How to Grow Container Orange Trees Indoors


Just because you don't live in Florida doesn't mean you can't enjoy citrus plants of your own. Orange trees such as the calamondin are small trees that adapt well to container culture. But even larger orange trees can be grown in containers indoors. Larger orange trees form a shrub that can grow up to 10 feet tall. The most limiting factor in growing container orange trees is ample sunlight.

Step 1

Select an orange seedling that has been grafted onto root stock. Although oranges can be grown from seed, most orange fruit found in a supermarket is grown from hybrid oranges. Hybrid orange seed will not produce orange trees like their parent plant. Instead they will revert back to one of the original grandparent plants. In addition, oranges grown from seed may take up to 15 years to produce fruit. Grafted orange trees can produce fruit as soon as three years after being planted.

Step 2

Mix a potting soil that contains one part peat moss, one part sand and one part composted bark.

Step 3

Select a container large enough for your citrus tree. Trees can start in a 6-inch container. As your tree grows, you can choose to limit its growth by leaving it root-bound, or transplant it into a larger container. A 10-foot citrus tree should be grown in a container the size of whiskey half-barrels (20 gallons).

Step 4

Place a pottery shard over the drainage hole in your container. Fill the container with the potting mix.

Step 5

Create a planting pocket for the tree by hollowing out a hole in the soil in the center of the container. The pocket should be twice as wide as but no deeper than the root ball. Place the root ball into the planting pocket and cover with soil.

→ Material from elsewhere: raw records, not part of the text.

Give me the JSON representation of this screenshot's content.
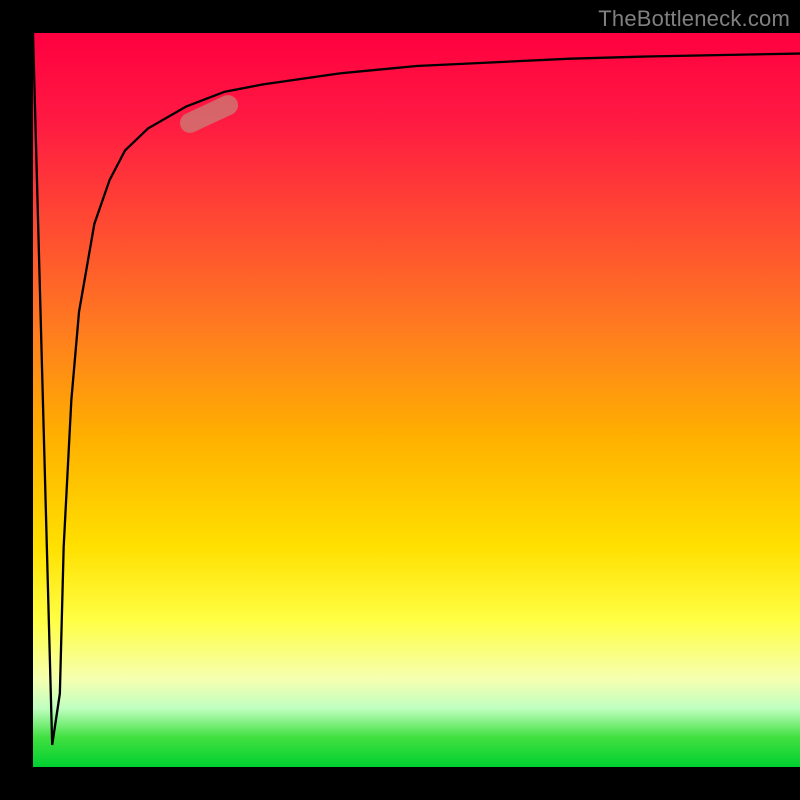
{
  "attribution": "TheBottleneck.com",
  "chart_data": {
    "type": "line",
    "title": "",
    "xlabel": "",
    "ylabel": "",
    "xlim": [
      0,
      100
    ],
    "ylim": [
      0,
      100
    ],
    "grid": false,
    "legend": false,
    "background_gradient": {
      "stops": [
        {
          "pos": 0.0,
          "color": "#ff0040"
        },
        {
          "pos": 0.5,
          "color": "#ffcc00"
        },
        {
          "pos": 0.95,
          "color": "#ffff80"
        },
        {
          "pos": 1.0,
          "color": "#00d030"
        }
      ],
      "direction": "top-to-bottom"
    },
    "series": [
      {
        "name": "bottleneck-curve",
        "x": [
          0,
          2.5,
          3.5,
          4,
          5,
          6,
          8,
          10,
          12,
          15,
          20,
          25,
          30,
          40,
          50,
          60,
          70,
          80,
          90,
          100
        ],
        "y": [
          100,
          3,
          10,
          30,
          50,
          62,
          74,
          80,
          84,
          87,
          90,
          92,
          93,
          94.5,
          95.5,
          96,
          96.5,
          96.8,
          97,
          97.2
        ]
      }
    ],
    "marker": {
      "x": 23,
      "y": 89,
      "angle_deg": -25,
      "color": "#c88278",
      "opacity": 0.72
    },
    "axes_color": "#000000",
    "axes_thickness_px": 33
  }
}
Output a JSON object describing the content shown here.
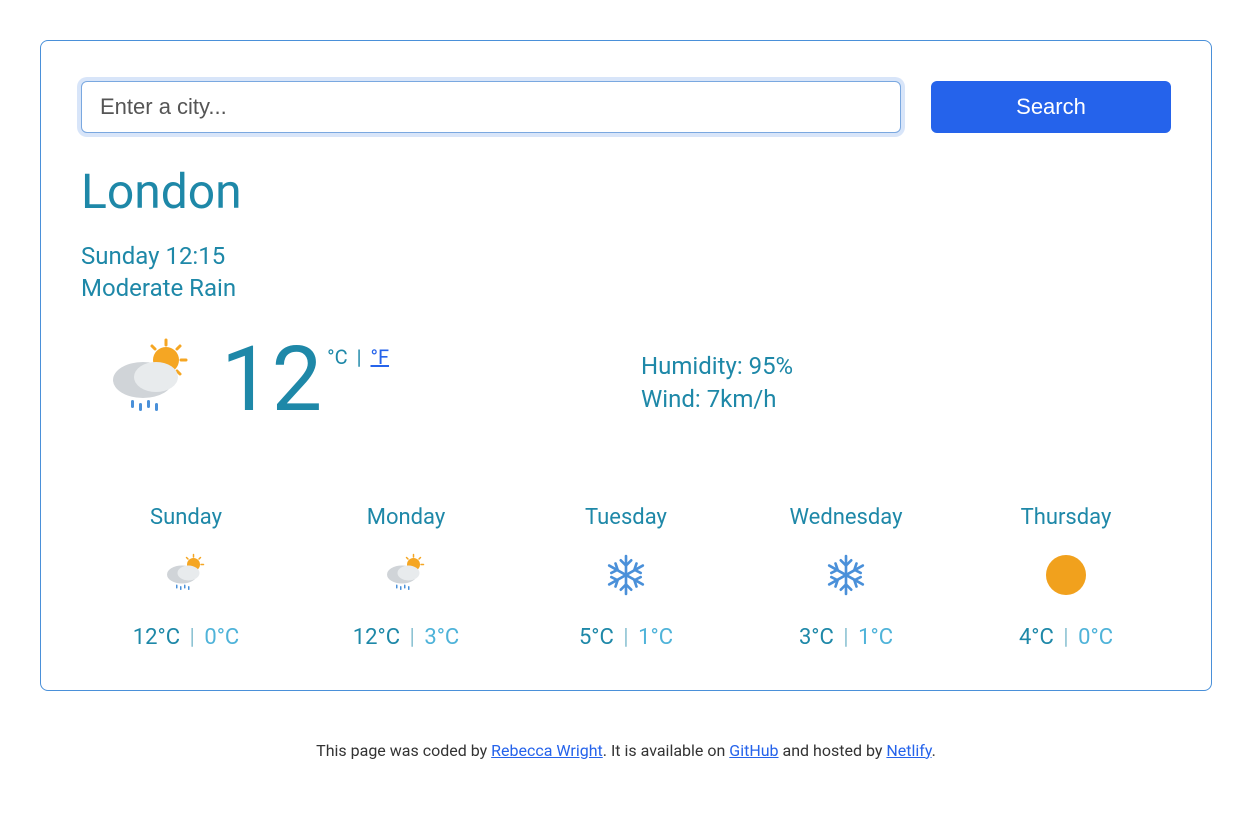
{
  "search": {
    "placeholder": "Enter a city...",
    "button_label": "Search"
  },
  "current": {
    "city": "London",
    "datetime": "Sunday 12:15",
    "condition": "Moderate Rain",
    "temp": "12",
    "unit_c": "°C",
    "unit_sep": "|",
    "unit_f": "°F",
    "humidity_label": "Humidity: ",
    "humidity_value": "95%",
    "wind_label": "Wind: ",
    "wind_value": "7km/h",
    "icon": "partly-sunny-rain"
  },
  "forecast": [
    {
      "day": "Sunday",
      "icon": "partly-sunny-rain",
      "high": "12°C",
      "low": "0°C"
    },
    {
      "day": "Monday",
      "icon": "partly-sunny-rain",
      "high": "12°C",
      "low": "3°C"
    },
    {
      "day": "Tuesday",
      "icon": "snowflake",
      "high": "5°C",
      "low": "1°C"
    },
    {
      "day": "Wednesday",
      "icon": "snowflake",
      "high": "3°C",
      "low": "1°C"
    },
    {
      "day": "Thursday",
      "icon": "sun",
      "high": "4°C",
      "low": "0°C"
    }
  ],
  "footer": {
    "text1": "This page was coded by ",
    "author": "Rebecca Wright",
    "text2": ". It is available on ",
    "link2": "GitHub",
    "text3": " and hosted by ",
    "link3": "Netlify",
    "text4": "."
  }
}
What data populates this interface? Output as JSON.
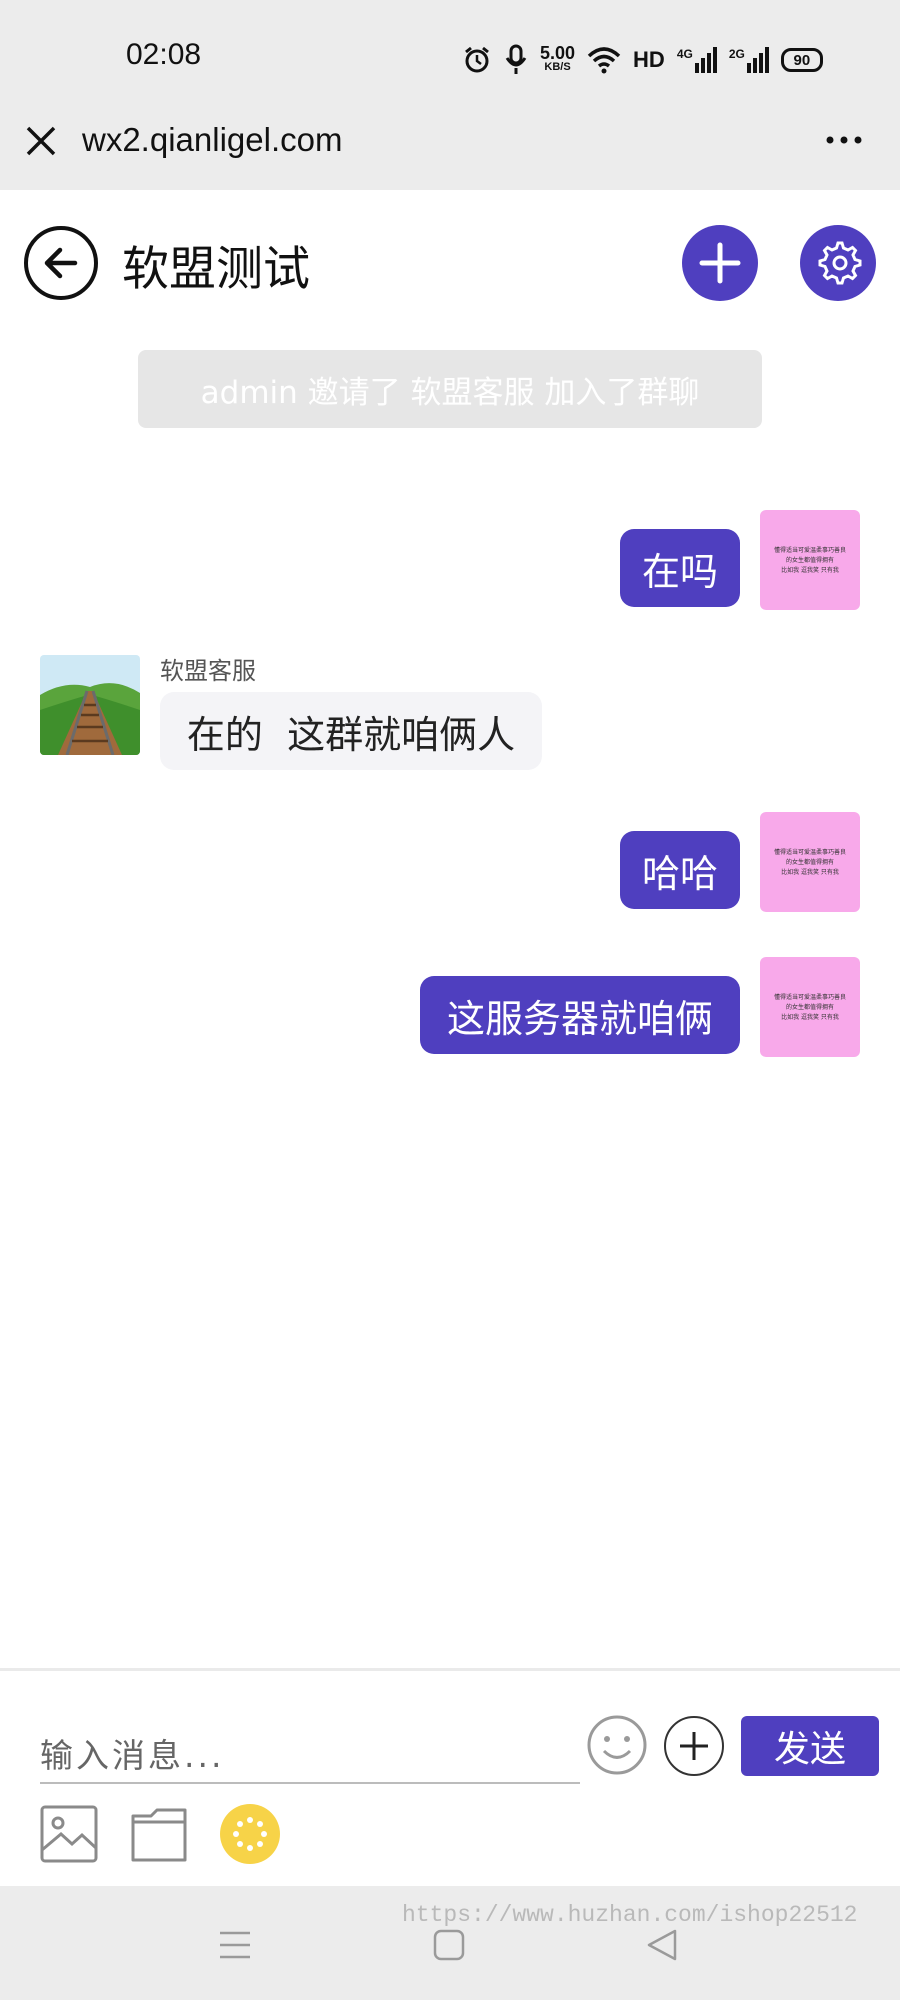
{
  "status_bar": {
    "time": "02:08",
    "net_speed_value": "5.00",
    "net_speed_unit": "KB/S",
    "hd": "HD",
    "net_4g": "4G",
    "net_2g": "2G",
    "battery": "90"
  },
  "browser": {
    "url": "wx2.qianligel.com"
  },
  "chat": {
    "title": "软盟测试",
    "system_message": "admin 邀请了 软盟客服 加入了群聊",
    "messages": [
      {
        "from": "me",
        "text": "在吗"
      },
      {
        "from": "other",
        "sender": "软盟客服",
        "text": "在的  这群就咱俩人"
      },
      {
        "from": "me",
        "text": "哈哈"
      },
      {
        "from": "me",
        "text": "这服务器就咱俩"
      }
    ],
    "my_avatar_lines": [
      "懂得适当可爱温柔事巧善良",
      "的女生都值得拥有",
      "比如我 逗我笑 只有我"
    ]
  },
  "footer": {
    "input_placeholder": "输入消息...",
    "send_label": "发送"
  },
  "watermark": "https://www.huzhan.com/ishop22512",
  "colors": {
    "accent": "#4f3fbf",
    "my_avatar_bg": "#f8a9ea",
    "status_bg": "#ececec"
  }
}
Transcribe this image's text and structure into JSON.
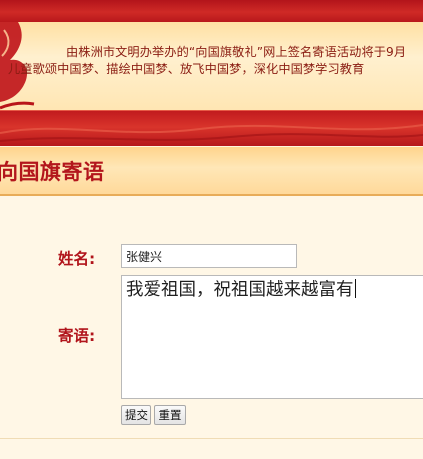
{
  "banner": {
    "line1": "由株洲市文明办举办的“向国旗敬礼”网上签名寄语活动将于9月",
    "line2": "儿童歌颂中国梦、描绘中国梦、放飞中国梦，深化中国梦学习教育"
  },
  "section": {
    "title": "向国旗寄语"
  },
  "form": {
    "name_label": "姓名:",
    "name_value": "张健兴",
    "message_label": "寄语:",
    "message_value": "我爱祖国，祝祖国越来越富有",
    "submit_label": "提交",
    "reset_label": "重置"
  },
  "colors": {
    "brand_red": "#b3161c",
    "banner_text": "#8a1c12",
    "panel_bg": "#fff7e6"
  }
}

Step 6

Check your soil twice weekly by inserting your index finger into the soil to a depth of your second knuckle. Water your tree any time the soil feels dry and soil particles do not stick to your finger. The soil should feel as damp as a wrung-out sponge. Do not over-water your tree. Orange trees do not like saturated soil, and may rot at the roots if left sitting in water.

Step 7

Place your container orange in front of a window or under grow lights to give it sufficient sunlight. Move it outdoors during warm summer months to help it get more sun. Orange trees prefer full sunlight, and will produce weak growth if they do not get enough sun.

Things You'll Need

  • Orange seedling
  • Peat moss
  • Sand
  • Bark
  • 6-inch container
  • Pottery shard
  • Garden trowel
  • Watering can
  • Grow lights


  • Texas A&M University Extension: Orange
  • Texas A&M Unviersity Extension: Home Fruit Production--Citrus
  • Texas A&M Extension: Calamondin--The Most Versatile Citrus
  • Texas A&M Extension: Characteristics of Common Texas Citrus Varieties.

Who Can Help

  • Texas A&M Extension: Home Fruit Production--Oranges
Keywords: container citrus, growing oranges, container oranges indoors

About this Author

Tracy S. Morris has been a freelance writer since 2000. She has published two novels and numerous online articles. Her work has appeared in national magazines and newspapers, including "Ferrets," "CatFancy," "Lexington Herald Leader" and "The Tulsa World."